Presented by VT School of Neuroscience

Eric J. Nestler, M.D., Ph.D.

“Transcriptional and Epigenetic Mechanisms of Depression”

Depression is a common, chronic, and debilitating syndrome. Although many patients benefit from antidepressant medications or other therapies, only about half of depressed patients show a complete remission, which underscores the need for more effective agents. The mechanisms that precipitate depression, such as stress, are incompletely understood. One mystery of the disease is its long-lasting nature and delayed response to antidepressant treatment. This persistence is thought to be mediated by slowly developing but stable adaptations in the brain, which might include regulation of gene expression and chromatin structure.
We have used chronic social defeat stress as an animal model of depression that mimics certain symptoms of human depression. Prolonged exposure to an aggressor induces lasting changes in mouse behavior such as social avoidance, which are reversed by chronic (but not acute) treatment with available antidepressants. Importantly, roughly one-third of mice subjected to social defeat stress do not exhibit these deleterious behaviors and appear “resilient.” We are exploring the molecular basis of defeat-induced behavioral pathology, antidepressant action, and resilience by analyzing genome-wide changes in gene expression and chromatin modifications. Our work to date has focused on the nucleus accumbens, a key brain reward region implicated in aspects of depression. as well as several other limbic brain regions. Parallel work has focused on homologous regions in the brains of depressed humans examined postmortem.

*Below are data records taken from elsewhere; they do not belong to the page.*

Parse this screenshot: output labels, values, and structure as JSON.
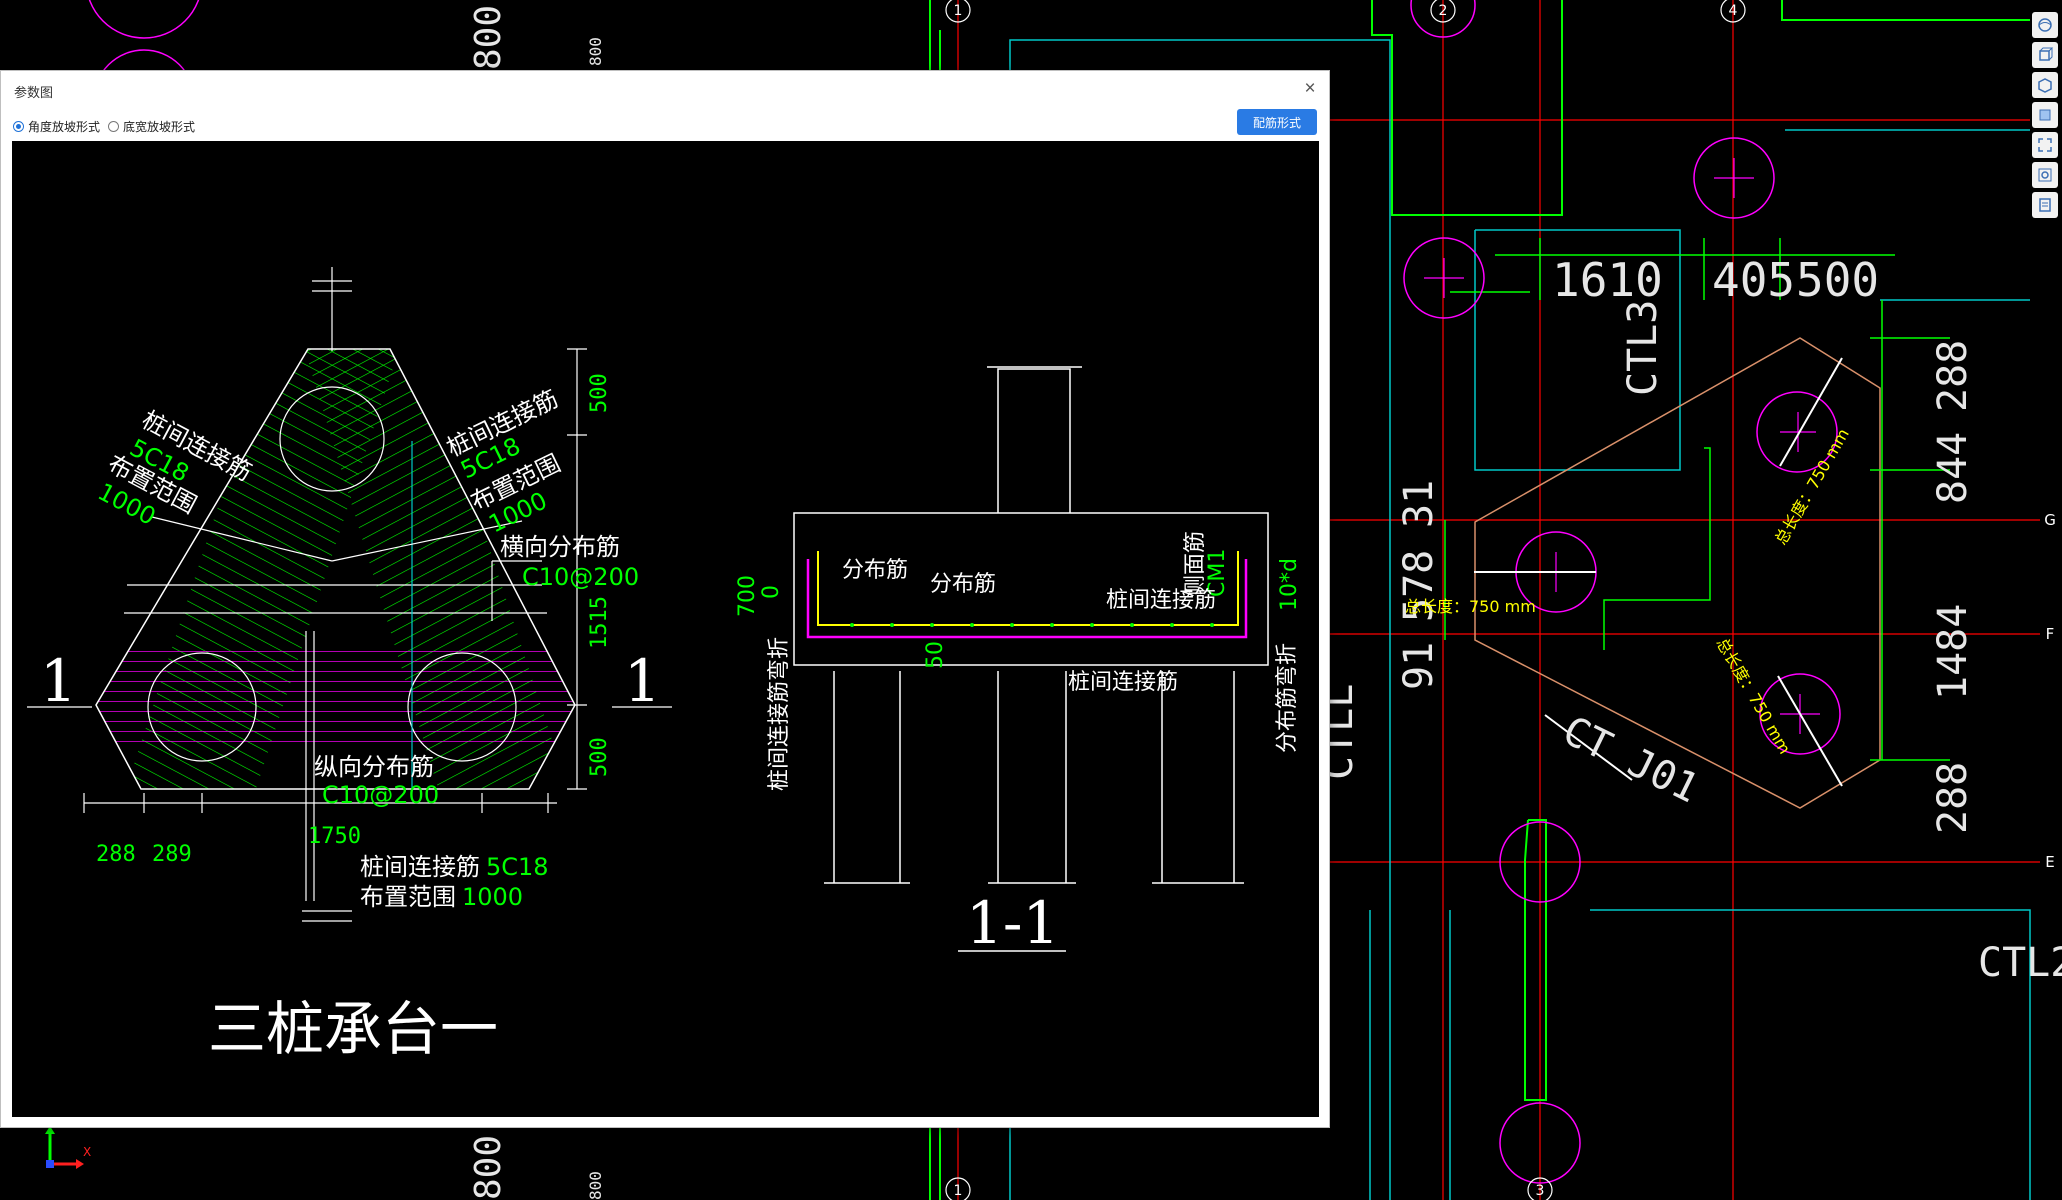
{
  "cad": {
    "dims_top": [
      "1610",
      "405",
      "500"
    ],
    "dims_right": [
      "288",
      "844",
      "1484",
      "288"
    ],
    "dims_left": [
      "31",
      "578",
      "91"
    ],
    "labels": [
      "CTL3",
      "CT J01",
      "CTL2",
      "CTLL",
      "800",
      "800",
      "800",
      "800"
    ],
    "grid_bubbles": [
      "1",
      "2",
      "4",
      "1",
      "3"
    ],
    "axis_marks": [
      "G",
      "F",
      "E"
    ],
    "length_labels": [
      "总长度：750 mm",
      "总长度：750 mm",
      "总长度：750 mm"
    ],
    "axis_x_label": "X"
  },
  "dialog": {
    "title": "参数图",
    "close": "×",
    "options": [
      {
        "label": "角度放坡形式",
        "selected": true
      },
      {
        "label": "底宽放坡形式",
        "selected": false
      }
    ],
    "button": "配筋形式"
  },
  "drawing": {
    "left_title": "三桩承台一",
    "right_title": "1-1",
    "section_marks": [
      "1",
      "1"
    ],
    "plan_texts": [
      "桩间连接筋",
      "5C18",
      "布置范围",
      "1000",
      "桩间连接筋",
      "5C18",
      "布置范围",
      "1000",
      "横向分布筋",
      "C10@200",
      "纵向分布筋",
      "C10@200",
      "桩间连接筋",
      "5C18",
      "布置范围",
      "1000"
    ],
    "plan_dims": [
      "500",
      "1515",
      "500",
      "1750",
      "288",
      "289"
    ],
    "section_texts": [
      "分布筋",
      "分布筋",
      "侧面筋",
      "CM1",
      "桩间连接筋",
      "桩间连接筋",
      "10*d",
      "分布筋弯折",
      "桩间连接筋弯折",
      "700",
      "0",
      "50"
    ]
  },
  "colors": {
    "cad_bg": "#000000",
    "grid_red": "#ff0000",
    "cad_green": "#00ff00",
    "cad_cyan": "#00c8c8",
    "cad_magenta": "#ff00ff",
    "label_yellow": "#ffff00",
    "accent_blue": "#2a7be4"
  },
  "toolbar_icons": [
    "3d-view-icon",
    "view-cube-icon",
    "box-icon",
    "layer-icon",
    "fullscreen-icon",
    "settings-icon",
    "report-icon"
  ]
}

Together, this work is providing novel insight into the molecular mechanisms underlying depression and other stress-related disorders. The findings also suggest novel leads for the development of new antidepressant treatments. For example, our findings on resilience suggest the novel approach of developing medications that promote resilience and not just those that oppose the deleterious effects of stress.